While only a small subset of users will likely be affected by this issue, it's important to pass along information that could keep you from bricking your laptop within seconds.
The problem appears to stem from compatibility issues in the kernel driver with Samsung laptops. The problem first popped up last year when a user tried booting Ubuntu 12.04 on a Samsung laptop. Samsung fixed the bricked system under warranty by replacing the motherboard, after which the user had the same problem again.
Ubuntu is working with Samsung to get these issues resolved, as they likely face every Linux distribution. Samsung is working on a firmware fix, while Ubuntu is putting protections in place to prevent damage from occurring to systems. If you're looking to install Linux on a Samsung laptop, I would hold off until a definite fix is provided.
We're seeing some leaked details of HP's first Chromebook become available, where we should see it as the HP Pavilion Chromebook. We'll be greeted with a 14-inch screen and a 1366x768 resolution, unfortunately.
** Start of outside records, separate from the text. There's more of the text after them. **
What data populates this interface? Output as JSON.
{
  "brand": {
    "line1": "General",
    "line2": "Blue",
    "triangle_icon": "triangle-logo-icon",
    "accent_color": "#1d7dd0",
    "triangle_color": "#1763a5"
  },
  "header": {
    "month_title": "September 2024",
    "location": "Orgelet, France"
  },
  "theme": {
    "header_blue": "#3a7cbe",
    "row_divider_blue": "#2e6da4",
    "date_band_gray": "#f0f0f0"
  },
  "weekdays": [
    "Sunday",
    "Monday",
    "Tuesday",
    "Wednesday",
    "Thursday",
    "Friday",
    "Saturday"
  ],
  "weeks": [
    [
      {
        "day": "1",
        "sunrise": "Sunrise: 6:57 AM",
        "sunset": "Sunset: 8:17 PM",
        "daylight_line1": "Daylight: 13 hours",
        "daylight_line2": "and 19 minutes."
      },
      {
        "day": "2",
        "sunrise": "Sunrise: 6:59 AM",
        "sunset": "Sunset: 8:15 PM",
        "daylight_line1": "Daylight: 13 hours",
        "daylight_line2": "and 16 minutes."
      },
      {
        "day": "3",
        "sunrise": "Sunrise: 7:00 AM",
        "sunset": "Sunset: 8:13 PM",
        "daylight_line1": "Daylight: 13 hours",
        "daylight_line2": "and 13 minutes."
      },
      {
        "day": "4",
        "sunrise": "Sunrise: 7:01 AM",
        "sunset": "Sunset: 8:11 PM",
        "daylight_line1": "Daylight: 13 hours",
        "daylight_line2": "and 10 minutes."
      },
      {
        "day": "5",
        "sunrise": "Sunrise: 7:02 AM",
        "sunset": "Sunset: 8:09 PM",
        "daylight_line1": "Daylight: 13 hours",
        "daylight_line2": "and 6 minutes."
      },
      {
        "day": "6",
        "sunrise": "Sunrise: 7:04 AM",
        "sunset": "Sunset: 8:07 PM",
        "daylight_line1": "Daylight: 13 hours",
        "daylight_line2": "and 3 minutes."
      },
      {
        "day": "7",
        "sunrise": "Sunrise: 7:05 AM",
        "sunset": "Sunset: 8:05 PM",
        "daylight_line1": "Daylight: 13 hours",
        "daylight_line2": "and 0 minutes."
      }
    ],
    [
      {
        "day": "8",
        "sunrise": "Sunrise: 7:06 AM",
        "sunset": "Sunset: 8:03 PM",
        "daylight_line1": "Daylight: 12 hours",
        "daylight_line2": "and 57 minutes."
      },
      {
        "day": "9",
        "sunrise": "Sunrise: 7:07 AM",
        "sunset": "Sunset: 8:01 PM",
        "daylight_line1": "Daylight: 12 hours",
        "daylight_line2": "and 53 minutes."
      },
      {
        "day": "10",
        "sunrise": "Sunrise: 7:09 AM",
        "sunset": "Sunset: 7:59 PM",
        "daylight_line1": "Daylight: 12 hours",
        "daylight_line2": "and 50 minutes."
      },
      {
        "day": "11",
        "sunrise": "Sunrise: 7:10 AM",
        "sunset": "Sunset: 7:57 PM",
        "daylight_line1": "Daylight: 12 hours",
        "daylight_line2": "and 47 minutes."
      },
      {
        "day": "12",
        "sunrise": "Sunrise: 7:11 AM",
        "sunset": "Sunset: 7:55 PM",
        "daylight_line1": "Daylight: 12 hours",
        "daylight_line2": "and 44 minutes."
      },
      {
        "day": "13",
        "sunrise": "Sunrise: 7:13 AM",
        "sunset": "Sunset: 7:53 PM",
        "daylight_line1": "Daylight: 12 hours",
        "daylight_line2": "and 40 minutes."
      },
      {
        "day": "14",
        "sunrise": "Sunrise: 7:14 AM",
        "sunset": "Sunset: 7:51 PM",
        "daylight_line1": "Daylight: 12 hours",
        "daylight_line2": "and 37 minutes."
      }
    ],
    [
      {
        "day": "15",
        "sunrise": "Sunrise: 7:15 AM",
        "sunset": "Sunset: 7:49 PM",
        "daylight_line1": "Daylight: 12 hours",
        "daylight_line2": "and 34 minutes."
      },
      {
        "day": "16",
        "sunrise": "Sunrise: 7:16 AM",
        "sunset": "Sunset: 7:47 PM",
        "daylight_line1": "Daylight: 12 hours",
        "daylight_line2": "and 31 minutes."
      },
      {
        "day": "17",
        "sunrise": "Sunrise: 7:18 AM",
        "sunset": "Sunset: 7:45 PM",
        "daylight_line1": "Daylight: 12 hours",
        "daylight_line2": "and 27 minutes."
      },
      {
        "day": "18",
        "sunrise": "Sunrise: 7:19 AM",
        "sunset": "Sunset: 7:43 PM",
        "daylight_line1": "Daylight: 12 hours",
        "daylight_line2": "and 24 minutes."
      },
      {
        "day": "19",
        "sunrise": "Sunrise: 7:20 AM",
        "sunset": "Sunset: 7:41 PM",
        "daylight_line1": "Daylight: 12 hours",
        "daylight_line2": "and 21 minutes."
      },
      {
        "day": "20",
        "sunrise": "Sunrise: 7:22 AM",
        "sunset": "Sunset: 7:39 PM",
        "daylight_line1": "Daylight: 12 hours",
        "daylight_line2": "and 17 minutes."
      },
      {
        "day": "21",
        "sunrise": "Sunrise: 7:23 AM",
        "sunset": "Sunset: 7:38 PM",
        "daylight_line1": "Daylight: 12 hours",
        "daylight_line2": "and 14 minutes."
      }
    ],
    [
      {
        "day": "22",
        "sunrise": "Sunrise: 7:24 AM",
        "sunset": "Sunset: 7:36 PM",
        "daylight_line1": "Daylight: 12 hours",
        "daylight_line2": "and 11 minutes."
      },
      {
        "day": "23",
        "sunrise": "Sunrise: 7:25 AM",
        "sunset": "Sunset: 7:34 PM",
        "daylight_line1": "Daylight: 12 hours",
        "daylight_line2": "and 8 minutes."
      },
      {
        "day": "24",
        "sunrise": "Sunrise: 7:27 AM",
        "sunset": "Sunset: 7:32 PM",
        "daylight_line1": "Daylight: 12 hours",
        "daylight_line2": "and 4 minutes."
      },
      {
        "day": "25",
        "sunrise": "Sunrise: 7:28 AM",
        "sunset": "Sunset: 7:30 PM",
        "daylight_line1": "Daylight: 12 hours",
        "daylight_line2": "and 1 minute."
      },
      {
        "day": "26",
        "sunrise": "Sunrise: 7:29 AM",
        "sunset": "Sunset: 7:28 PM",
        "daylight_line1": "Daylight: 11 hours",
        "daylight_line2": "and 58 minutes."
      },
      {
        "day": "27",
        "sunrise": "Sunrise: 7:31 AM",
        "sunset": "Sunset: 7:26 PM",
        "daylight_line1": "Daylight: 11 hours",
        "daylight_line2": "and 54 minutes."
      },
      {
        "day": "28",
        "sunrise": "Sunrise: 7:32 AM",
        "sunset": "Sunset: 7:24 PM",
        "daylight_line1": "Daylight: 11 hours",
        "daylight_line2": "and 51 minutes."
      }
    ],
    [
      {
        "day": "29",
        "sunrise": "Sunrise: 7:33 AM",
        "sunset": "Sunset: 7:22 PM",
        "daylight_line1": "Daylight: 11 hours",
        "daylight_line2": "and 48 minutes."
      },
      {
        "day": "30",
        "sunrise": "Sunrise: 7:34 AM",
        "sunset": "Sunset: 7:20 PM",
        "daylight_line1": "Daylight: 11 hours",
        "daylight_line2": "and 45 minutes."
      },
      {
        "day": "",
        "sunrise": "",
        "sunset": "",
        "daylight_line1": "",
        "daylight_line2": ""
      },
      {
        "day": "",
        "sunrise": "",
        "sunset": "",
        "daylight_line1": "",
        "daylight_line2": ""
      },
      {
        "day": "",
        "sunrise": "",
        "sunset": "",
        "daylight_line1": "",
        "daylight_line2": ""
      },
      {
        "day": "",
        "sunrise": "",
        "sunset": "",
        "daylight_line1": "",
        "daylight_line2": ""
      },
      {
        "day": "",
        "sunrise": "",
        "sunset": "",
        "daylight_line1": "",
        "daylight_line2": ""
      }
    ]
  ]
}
Inside the Pavilion Chromebook, expect an Intel Celeron 847 processor, 2GB of RAM, a 16GB SSD and a 37WHr battery that should provide around 4 hours and 15 minutes of use. Not too bad, but not the best specs either. We should expect HP's Pavilion Chromebook to become available on February 17 for $329.99.
It looks like Chromebooks are here to stay. Leading laptop manufacturer HP accidentally leaked information on their new 14-inch Chromebook Pavilion. The new Chromebook will see the light of day officially on February 17. Specifications are light, as are all Chromebooks, but the machine should prove formidable for most web tasks.
It will come sporting an Intel Celeron 847 CPU, which clocks in at a mere 1.1GHz. Graphics will be provided by an Intel HD GPU. RAM is a mere 2GB of DDR3, which could prove to be a problem if you surf the web like I do. It will store data locally on a 16GB SSD. The 14-inch screen will pump out a resolution of just 1366x768.
As far as connectivity, you'll get three USB 2.0 ports, HDMI out, Ethernet, and an SD card reader. The battery is only 2.55Ah, which is slated to run for four hours and 15 minutes.